It seems that goth legends The Mission must have enjoyed their extensive 25th anniversary tour that began back in 2011, as a brand new studio album entitled ‘The Brightest Light’ is the result. And as most music fans know, there’s nothing a stoney-faced goth likes more than to have their sullen and melancholic heroes being all full of pain and misery, wallowing in self-pity and jangly guitars… isn’t it?

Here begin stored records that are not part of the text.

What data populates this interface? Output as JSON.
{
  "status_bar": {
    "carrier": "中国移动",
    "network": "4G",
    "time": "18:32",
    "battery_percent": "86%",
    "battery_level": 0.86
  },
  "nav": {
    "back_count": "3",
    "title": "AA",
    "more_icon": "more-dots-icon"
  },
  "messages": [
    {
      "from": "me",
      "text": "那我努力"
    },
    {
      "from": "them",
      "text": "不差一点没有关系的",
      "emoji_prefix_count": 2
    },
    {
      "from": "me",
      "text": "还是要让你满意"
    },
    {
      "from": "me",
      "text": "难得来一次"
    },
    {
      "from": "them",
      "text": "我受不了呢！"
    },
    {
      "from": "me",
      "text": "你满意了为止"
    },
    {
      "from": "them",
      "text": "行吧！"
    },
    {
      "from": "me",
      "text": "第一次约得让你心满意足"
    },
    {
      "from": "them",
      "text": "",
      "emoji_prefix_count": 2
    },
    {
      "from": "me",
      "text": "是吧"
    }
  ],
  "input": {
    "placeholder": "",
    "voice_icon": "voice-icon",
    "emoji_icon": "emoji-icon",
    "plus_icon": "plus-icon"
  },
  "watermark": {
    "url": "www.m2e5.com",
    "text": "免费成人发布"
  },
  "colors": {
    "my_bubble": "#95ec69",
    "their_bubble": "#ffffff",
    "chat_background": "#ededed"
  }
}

Well then, prepare for something of a shock as ‘The Brightest Light’, whilst still undoubtedly The Mission, has something of a sense of humour about it. Alright, it’s not exactly a Chas n’ Dave album (although Wayne Hussey singing “Ain’t No Pleasing You” would be a cover version worth hearing) but when the opening line of first track “Black Cat Bone” is “When you get to my age the candles cost more than the cake” you know you’re in for some sly wit amongst the self-reflective lyrics. Musically the song is nodding towards their classic late-80’s days but Hussey’s lyrics – and his voice – come from somewhere else; The Mission, it seems, have matured.
The 70’s glam rock feel of “Everything But the Squeal” keeps the momentum going on a bouncy drum groove and a big chorus but after the U2-esque single “Sometimes The Brightest Light Comes From The Darkest Place” – possibly the only rock song to feature the phrase “… silly sod” – and the upbeat pop-rock of “Born Under a Good Sign” the album drops the harder edge and moves into more acoustic territory, with tracks like the bluesy “When The Trap Clicks Shut Behind Us” adding plenty of raw emotion but with none of the flowery whimsy that the band may have toyed with in the past.
The album sticks with the acoustics for the next few songs but just when you think the band have upped sticks and joined a folk club they bring the goth edge back with the powerful “Swan Song” before closing with the somewhat touching “Litany for the Faithful”, which sees Hussey addressing his relationship with his fans in a confessional way. Overall, ‘The Brightest Light’ may not stylistically be the album that many long-standing fans would want to hear but there’s something quite refreshing in that. The Mission always had a broader appeal than The Sisters of Mercy or Fields of the Nephilim and having original members Craig Adams and Simon Hinkler back in the fold seems to have set off a creative spark that sees the band daring to be different and – to a point, at least – getting away with it.